Website and app data records
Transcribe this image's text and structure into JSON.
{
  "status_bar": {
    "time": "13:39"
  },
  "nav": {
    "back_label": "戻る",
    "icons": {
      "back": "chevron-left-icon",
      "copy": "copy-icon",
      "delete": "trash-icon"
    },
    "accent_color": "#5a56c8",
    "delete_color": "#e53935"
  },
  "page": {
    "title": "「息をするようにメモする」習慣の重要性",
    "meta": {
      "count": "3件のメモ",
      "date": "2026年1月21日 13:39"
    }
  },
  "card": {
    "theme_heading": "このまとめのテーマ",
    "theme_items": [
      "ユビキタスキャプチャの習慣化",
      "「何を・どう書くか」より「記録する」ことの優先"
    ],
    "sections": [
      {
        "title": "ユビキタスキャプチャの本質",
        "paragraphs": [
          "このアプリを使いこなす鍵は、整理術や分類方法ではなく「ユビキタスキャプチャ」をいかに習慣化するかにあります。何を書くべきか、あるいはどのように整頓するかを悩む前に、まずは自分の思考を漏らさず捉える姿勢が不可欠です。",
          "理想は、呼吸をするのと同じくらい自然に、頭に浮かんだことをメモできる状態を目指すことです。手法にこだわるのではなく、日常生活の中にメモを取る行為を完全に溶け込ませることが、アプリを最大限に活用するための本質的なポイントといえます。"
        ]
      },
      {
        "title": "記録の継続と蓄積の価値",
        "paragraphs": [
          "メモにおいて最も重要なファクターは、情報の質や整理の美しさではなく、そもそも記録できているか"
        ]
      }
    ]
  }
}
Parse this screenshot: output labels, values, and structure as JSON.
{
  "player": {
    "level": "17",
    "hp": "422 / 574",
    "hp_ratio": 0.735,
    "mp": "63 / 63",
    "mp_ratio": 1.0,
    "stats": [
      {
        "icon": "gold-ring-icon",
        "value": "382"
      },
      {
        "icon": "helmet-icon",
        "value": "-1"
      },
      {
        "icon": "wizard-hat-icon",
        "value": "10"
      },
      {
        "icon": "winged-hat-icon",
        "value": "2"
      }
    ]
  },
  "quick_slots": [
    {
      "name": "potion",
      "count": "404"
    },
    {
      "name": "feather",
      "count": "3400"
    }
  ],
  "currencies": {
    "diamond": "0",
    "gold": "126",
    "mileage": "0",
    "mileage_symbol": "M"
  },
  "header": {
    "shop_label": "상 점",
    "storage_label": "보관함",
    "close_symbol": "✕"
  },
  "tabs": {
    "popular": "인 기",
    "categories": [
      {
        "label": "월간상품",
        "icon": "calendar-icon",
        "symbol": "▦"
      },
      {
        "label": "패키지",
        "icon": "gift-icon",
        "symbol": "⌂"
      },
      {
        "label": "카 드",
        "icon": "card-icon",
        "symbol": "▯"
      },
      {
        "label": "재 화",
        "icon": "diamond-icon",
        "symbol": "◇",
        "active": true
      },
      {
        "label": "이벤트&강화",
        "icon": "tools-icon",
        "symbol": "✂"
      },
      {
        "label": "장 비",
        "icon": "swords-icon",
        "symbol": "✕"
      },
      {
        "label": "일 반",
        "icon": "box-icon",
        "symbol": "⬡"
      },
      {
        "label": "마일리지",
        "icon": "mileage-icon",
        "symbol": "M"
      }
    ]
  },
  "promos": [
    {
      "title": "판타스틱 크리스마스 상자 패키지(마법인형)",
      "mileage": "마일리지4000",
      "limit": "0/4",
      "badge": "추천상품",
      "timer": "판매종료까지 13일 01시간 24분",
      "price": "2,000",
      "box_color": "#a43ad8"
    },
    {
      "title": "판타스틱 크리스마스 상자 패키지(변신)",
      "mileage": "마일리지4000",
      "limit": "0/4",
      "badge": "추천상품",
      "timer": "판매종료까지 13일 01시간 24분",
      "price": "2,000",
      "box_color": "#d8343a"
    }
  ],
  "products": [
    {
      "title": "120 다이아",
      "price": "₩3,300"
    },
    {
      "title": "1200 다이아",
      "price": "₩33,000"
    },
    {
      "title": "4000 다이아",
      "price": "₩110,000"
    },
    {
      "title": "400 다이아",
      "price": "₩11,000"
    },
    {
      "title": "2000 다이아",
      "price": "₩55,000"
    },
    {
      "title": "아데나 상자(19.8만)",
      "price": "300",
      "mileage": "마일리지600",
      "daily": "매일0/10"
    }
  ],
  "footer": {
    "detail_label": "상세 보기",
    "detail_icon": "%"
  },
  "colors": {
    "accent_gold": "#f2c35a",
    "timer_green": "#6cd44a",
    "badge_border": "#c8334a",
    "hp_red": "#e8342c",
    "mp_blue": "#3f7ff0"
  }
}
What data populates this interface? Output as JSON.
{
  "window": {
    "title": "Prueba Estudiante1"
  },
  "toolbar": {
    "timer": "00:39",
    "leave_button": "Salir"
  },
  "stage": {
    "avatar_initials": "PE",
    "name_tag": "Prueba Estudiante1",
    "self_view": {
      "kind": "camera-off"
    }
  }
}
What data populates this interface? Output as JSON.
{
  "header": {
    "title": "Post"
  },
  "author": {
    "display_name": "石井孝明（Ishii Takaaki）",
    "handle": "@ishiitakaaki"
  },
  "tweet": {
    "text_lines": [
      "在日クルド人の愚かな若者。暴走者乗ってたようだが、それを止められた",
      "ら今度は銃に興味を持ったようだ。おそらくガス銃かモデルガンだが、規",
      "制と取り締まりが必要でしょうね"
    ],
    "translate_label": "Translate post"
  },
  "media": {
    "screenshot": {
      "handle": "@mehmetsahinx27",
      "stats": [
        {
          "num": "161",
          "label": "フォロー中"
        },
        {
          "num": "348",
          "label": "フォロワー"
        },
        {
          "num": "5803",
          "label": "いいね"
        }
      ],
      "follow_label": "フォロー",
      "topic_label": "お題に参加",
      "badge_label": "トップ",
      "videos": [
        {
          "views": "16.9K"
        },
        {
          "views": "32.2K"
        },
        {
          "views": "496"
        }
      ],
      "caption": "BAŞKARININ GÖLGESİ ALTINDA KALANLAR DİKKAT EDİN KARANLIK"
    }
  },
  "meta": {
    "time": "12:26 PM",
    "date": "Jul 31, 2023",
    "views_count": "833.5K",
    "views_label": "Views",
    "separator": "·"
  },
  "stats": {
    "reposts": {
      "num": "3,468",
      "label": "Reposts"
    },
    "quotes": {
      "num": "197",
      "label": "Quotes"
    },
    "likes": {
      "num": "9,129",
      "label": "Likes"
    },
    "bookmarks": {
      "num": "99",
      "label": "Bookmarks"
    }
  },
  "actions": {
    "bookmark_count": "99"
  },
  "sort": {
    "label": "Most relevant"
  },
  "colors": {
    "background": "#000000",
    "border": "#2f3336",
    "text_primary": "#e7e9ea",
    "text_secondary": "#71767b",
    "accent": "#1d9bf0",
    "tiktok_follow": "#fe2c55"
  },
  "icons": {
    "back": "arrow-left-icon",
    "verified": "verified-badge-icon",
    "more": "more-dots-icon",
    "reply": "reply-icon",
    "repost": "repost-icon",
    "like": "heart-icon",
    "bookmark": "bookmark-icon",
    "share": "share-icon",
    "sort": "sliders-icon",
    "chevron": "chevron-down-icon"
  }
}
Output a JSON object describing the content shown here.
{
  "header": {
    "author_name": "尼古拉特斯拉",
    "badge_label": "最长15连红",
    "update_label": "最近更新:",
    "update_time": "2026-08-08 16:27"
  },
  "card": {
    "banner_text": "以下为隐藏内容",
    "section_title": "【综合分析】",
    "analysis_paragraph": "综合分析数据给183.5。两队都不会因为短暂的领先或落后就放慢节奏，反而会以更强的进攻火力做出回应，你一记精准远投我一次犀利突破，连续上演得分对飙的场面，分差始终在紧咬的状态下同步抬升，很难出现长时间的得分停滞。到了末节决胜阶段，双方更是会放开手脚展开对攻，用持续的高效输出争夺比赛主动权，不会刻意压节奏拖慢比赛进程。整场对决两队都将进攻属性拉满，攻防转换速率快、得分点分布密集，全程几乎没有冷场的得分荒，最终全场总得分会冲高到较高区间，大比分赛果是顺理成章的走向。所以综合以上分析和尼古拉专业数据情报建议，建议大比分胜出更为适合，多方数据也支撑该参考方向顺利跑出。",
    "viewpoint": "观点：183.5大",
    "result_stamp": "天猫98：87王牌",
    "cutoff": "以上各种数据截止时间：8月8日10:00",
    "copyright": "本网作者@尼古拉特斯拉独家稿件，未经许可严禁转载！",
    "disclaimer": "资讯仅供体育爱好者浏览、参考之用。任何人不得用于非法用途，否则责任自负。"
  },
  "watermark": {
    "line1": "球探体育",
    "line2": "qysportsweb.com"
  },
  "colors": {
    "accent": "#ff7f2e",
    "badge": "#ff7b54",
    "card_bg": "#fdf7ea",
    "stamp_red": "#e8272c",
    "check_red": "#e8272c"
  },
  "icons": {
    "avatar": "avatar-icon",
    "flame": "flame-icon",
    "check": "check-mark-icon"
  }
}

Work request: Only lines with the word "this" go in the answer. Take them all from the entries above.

Answer space:
Transcribe this image's text and structure into JSON.
Parse this screenshot: output labels, values, and structure as JSON.
What data populates this interface? Output as JSON.
What data populates this interface? Output as JSON.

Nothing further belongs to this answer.